In 1986 the newly formed company Giro Adapted the idea and created a adult helmet with no outer shell apart from a cover made from lycra. These helmets where a great success because of the light weight. These helmets broke apart at first impact, making them useless in crashes where motor vehicles are involved.
Both the helmets with PET outer shell as helmets where the EPS was molded into a more heat resistant plastic outer shell came on the marked around ’90. The later being the technique still used today. Around the same time many manufacturers also introduced a strap or other system in the back of the helmet to adjust the size and fit of the helmet to the head.
There are more evolutions in bike helmets. But these are the most important steps to the helmet we wear today. For the complete history I would recommend you to read further on helmets.org
To MIPS or not to MIPS
These days you find many helmets with the MIPS logo on them. MIPS is a patented technology, created by the like-named company. But what is it? And do you really have to upgrade your helmet if it doesn’t have MIPS already?
Basically, MIPS is nothing more than a extra plastic liner inside the inner shell of the helmet. This Liner is connected to the helmet with flexible straps that make it possible to move it some milimeters seperate from the helmet. Thanks to this, the head will not be twisted on impact, protecting the brain more from damage.
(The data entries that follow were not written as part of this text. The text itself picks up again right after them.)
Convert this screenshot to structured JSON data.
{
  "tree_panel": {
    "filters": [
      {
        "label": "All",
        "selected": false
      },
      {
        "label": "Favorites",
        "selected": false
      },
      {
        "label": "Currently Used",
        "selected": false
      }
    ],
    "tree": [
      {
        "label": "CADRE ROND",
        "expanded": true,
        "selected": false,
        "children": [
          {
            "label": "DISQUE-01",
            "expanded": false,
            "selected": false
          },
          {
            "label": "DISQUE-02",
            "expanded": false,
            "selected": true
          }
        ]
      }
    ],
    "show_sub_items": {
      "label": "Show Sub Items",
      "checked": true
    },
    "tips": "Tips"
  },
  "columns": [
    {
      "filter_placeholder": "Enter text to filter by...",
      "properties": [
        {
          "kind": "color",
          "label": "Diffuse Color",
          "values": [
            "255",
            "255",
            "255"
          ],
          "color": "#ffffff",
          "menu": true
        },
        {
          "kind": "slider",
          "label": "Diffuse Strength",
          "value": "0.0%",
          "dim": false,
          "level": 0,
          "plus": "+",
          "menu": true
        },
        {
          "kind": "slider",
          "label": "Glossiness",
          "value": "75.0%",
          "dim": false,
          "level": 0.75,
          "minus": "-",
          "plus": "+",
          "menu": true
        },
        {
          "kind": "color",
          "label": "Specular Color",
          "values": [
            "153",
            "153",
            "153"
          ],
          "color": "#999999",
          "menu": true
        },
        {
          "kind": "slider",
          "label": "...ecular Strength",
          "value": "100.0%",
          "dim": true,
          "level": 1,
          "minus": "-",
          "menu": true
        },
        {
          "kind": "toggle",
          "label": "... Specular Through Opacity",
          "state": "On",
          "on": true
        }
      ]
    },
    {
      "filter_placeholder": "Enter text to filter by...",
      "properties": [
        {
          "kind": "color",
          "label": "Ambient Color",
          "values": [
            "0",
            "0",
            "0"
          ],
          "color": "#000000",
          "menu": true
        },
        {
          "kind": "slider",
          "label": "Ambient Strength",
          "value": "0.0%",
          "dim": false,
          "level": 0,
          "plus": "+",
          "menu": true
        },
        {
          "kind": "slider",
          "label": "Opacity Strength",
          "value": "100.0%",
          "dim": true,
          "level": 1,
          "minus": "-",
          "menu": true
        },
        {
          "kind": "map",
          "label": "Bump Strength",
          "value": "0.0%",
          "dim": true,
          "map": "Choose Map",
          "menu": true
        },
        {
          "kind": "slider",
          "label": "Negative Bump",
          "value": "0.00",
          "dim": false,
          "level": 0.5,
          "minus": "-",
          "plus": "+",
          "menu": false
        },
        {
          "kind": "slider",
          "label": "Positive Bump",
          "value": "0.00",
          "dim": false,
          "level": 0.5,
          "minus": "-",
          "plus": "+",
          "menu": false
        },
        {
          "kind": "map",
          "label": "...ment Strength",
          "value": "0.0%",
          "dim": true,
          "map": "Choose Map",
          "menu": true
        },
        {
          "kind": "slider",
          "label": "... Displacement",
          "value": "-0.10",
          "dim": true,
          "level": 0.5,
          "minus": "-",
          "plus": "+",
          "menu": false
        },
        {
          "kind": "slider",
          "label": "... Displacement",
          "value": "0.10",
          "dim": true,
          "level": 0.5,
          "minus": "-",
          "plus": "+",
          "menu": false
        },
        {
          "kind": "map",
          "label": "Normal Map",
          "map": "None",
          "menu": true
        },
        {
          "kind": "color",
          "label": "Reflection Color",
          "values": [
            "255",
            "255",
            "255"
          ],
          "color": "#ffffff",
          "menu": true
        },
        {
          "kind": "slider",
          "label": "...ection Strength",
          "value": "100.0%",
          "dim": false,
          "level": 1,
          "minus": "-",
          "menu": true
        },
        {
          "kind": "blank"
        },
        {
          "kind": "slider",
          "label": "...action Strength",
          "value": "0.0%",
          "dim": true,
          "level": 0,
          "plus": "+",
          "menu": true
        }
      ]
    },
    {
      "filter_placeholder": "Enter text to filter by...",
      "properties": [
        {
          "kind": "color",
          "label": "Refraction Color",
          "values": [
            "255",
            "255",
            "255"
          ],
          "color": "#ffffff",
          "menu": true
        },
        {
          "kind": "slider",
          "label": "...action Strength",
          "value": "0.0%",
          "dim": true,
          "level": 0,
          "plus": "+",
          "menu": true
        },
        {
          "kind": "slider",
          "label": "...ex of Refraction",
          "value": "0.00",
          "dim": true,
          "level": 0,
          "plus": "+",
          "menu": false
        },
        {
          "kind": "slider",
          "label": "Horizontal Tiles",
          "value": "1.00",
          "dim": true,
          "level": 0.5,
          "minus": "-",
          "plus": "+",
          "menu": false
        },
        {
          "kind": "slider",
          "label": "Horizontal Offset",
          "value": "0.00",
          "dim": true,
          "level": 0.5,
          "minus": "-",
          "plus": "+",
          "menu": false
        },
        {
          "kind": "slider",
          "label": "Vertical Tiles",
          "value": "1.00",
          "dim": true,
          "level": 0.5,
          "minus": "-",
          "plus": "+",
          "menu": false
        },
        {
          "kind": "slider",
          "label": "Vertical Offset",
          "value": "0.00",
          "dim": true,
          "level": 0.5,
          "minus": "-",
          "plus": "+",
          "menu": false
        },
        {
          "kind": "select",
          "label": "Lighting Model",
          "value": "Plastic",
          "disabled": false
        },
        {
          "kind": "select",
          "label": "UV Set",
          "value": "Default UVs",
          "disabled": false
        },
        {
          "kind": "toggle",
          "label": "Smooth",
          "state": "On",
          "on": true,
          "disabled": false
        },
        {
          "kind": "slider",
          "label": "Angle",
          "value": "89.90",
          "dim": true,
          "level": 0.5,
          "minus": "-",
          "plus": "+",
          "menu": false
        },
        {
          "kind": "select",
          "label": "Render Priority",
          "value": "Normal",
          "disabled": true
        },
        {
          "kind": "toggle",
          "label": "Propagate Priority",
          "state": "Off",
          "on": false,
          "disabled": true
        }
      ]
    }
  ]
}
This however, is a theory with no real-live proof whatsoever. Because of hair, sweat, movable head-skin and soft fabric liners the human head has this freedom of movement already in a conventional helmet. The only claims the system really gives extra protection is made by MIPS itself. But there is at least one case of head damage due to MIPS, with pictures as proof. Also there are claims of hear-loss by people with longer hear that gets stuck between the MIPS liner.
Because of manufacturers awareness of these problems, some of them started looking for alternative solutions. Not because of proof, but because of the resent consumer-awareness about concussion protection – what MIPS claims to provide – they feel obligated to offer this option. Non other than POC, the original adopter of MIPS, came with an alternative, named ‘SPIN Pads”. MIPS sued POC for patent-infringement in 2017 but lawsuit has been settled in 2018. Following this debacle, the two companies started working together again.
There are other companies that came with alternatives. But since they are all responses to the market and not to proof, I will not discus them and just threat them as equal. This statement is also without proof of my behalf of course.
To be complete, here you can read how MIPS is tested, by MIPS itself. They claim other helmets do not get tested on a sloping surface. This claim can be true for manufacturers, but the tests have been done by independent researchers, which gives more reliable, less biased, results. This will be discussed in the next part of this blog.
In this post I discussed the history and the most important new technology in the realm of bike helmets. I could discus ANGI, but is is more of a tracking system than really an new evolution of how helmets are build. Since I will have a helmet with it I will probably make a short article about it. But hopefully not to soon about how it works if it is needed.
In the next part I will be talking about research that has been done on helmets and the effect they have on our safety. An other thing I will discus is when your helmet should or should not be replaced. So stay tuned for Part 2!